On a visit last year, I saw some of that progress in progress. With invasives coming under control, the overall plan for the park has been coming into view. And what a view it is. Although intentionally natural rather than a landscaped park in the Olmstedian sense, there is a design, and it has a subtle aesthetic beauty that somehow connects with a visitor on a visceral level. It is hard to describe in words, but an insight from art may help.
Last year, when I visited Seneca Bluffs, it was shortly after visiting the groundbreaking Blistering Vision exhibit at the Burchfield Penney Arts Center which explored Burchfield’s life-long commitment to nature and the environment. While his paintings of nature are well known, it is less well known that, early in life, Burchfield considered becoming a naturalist. This informed all of his work, even his industrial and street scenes. His journals describe in words what is revealed in his paintings: a deep, spiritual connection with nature. He also devoted much of his life and work to developing a natural aesthetic. Plenty of examples can be found here.
Seen through that lens, the landscape at Seneca Bluffs takes on a kind of Burchfieldian quality. It imparts a feeling of deep connection to nature, contentment, and even joy to be there. We need these kinds of places, and we need these kinds of vistas. It’s a civic benefit that we can provide them so close to home. It makes smart use of our natural resources to do so. But to make that happen, it takes good government and a good civil society.

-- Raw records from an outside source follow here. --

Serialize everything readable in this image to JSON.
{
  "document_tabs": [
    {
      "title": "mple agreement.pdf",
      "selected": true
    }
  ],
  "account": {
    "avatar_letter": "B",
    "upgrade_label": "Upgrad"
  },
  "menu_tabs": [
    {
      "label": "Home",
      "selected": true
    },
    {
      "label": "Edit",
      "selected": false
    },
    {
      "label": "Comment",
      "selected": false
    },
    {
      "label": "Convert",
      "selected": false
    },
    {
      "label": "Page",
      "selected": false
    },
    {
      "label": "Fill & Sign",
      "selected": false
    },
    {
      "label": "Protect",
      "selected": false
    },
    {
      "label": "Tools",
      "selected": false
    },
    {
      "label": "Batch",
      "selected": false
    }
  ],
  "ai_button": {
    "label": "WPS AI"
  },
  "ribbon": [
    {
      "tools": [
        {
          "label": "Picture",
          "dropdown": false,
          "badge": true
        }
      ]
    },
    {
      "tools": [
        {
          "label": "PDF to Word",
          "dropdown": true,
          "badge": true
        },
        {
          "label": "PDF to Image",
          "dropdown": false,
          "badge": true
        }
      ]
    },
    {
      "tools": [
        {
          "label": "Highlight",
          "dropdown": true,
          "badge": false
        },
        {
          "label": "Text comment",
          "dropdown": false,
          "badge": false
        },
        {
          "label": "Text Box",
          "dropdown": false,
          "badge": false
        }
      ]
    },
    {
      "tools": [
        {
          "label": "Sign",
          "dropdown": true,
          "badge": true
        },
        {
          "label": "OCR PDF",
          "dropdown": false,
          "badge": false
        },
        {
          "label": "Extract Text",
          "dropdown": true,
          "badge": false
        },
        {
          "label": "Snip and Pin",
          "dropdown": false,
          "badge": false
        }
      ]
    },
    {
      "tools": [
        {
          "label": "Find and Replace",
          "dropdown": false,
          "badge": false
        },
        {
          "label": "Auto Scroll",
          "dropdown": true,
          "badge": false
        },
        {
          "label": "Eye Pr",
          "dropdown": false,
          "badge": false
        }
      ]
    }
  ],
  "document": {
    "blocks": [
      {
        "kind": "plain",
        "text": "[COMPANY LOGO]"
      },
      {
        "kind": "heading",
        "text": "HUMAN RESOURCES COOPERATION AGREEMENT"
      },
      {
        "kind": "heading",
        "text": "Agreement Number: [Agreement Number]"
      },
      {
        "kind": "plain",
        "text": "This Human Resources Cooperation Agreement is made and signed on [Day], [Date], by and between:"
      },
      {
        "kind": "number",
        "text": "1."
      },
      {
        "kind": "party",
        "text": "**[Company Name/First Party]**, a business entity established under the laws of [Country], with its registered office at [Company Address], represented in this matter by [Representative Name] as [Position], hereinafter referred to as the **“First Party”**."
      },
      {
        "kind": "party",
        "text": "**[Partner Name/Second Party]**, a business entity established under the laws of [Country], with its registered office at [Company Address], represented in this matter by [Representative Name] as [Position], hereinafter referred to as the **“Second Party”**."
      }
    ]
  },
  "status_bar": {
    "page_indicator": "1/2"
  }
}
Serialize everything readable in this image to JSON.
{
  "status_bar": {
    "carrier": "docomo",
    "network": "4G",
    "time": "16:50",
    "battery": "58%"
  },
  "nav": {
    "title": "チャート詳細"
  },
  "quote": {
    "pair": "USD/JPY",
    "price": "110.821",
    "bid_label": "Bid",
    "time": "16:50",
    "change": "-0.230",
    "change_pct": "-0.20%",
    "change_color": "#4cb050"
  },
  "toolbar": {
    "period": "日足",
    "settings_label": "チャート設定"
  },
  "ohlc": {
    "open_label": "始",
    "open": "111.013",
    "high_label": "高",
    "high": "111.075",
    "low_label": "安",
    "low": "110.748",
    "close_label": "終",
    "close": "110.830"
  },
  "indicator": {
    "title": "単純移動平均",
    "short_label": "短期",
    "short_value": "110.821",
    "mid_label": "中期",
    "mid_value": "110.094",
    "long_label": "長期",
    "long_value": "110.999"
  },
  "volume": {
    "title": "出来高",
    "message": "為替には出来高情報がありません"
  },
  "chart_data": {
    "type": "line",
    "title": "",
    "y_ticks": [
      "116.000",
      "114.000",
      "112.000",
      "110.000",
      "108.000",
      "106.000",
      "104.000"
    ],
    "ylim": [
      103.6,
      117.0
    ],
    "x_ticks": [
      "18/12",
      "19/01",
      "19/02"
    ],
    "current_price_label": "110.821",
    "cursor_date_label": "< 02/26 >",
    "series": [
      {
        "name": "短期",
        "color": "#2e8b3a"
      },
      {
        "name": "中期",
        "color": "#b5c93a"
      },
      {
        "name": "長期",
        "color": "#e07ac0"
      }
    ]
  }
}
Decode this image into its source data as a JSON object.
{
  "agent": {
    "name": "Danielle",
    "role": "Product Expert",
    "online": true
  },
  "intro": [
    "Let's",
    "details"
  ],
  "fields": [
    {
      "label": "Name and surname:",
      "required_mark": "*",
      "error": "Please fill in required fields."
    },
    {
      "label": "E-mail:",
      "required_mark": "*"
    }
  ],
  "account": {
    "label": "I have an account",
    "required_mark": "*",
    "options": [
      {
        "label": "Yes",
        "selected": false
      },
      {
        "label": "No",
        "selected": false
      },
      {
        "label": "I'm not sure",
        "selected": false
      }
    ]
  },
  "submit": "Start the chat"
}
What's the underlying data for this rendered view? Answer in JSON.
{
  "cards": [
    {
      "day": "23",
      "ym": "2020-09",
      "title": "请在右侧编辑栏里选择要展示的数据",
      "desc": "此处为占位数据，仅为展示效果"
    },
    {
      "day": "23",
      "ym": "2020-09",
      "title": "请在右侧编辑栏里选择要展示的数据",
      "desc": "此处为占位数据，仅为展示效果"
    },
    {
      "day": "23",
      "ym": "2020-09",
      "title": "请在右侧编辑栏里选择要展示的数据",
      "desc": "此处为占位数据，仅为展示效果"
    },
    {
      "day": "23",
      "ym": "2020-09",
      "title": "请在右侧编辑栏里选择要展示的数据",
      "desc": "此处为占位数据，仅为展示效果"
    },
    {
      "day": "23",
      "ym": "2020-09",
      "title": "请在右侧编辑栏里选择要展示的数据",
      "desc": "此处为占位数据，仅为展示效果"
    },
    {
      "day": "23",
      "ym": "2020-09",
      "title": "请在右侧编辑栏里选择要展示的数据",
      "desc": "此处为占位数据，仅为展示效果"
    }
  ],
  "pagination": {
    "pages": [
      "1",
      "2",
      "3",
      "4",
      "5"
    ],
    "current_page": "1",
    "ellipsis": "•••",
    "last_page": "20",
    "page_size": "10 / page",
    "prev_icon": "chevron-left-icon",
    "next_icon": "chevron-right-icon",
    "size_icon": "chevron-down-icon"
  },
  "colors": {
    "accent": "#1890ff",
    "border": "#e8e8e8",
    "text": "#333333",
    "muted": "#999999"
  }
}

And that was the real story of Friday: the partnerships that have been formed, and the leadership provided by Erie County, PRISM, and Waterkeeper. The timing couldn’t be better, as it also dovetails with the revival of Seneca Street. It also helps answer the long-asked question of how, with all the ecological and habitat restoration underway locally with the Buffalo River cleanup and the Niagara River Greenway, will we maintain these areas? After all, as Haas told me, if they let up on the gas, the invasives would come back. The answer is, in part, public-private partnerships. Another answer is making sure the public sector has adequate capacity to do its part. Municipal governments used to be able to do everything they needed to operate and maintain their parks in house, with their own forces, including growing their own plants. Haas is going back to the future with that, including establishing a tree-growing operation at the County Jail property in Alden. That way, the County will have a steady supply of trees in the pipeline for volunteers to plant, and to take the place of those lost to deer and beaver damage.
Another critical piece, which fell into place last year, was the acquisition of the ten-acre “inholding” parcel. Until recently it was for sale, and even eyed for a housing project. Because the original design didn’t include it, the next step, Haas told me, is to develop a site plan. Because of the legacy of the site, they are looking for low-impact uses that would not involve much excavation, she told me. That sounds like a great design challenge on which to unleash our best ecological planning and environmental design minds.
What is happening at Seneca Bluffs is just one part of a new day dawning for all of Erie County’s Natural Habitat Parks. All three are getting a boost, perhaps the biggest since they were established – beautiful green symbols of a city on the upswing again.
You, too, can help the partnership for Seneca Bluffs (and several other waterfront sites) this weekend. There’s even an after party!
Get connected: https://bnwaterkeeper.org/programs/cleanup/
Note: the photo gallery below includes my photos from Friday and from a year ago, and also photos from Erie County and WNY PRISM.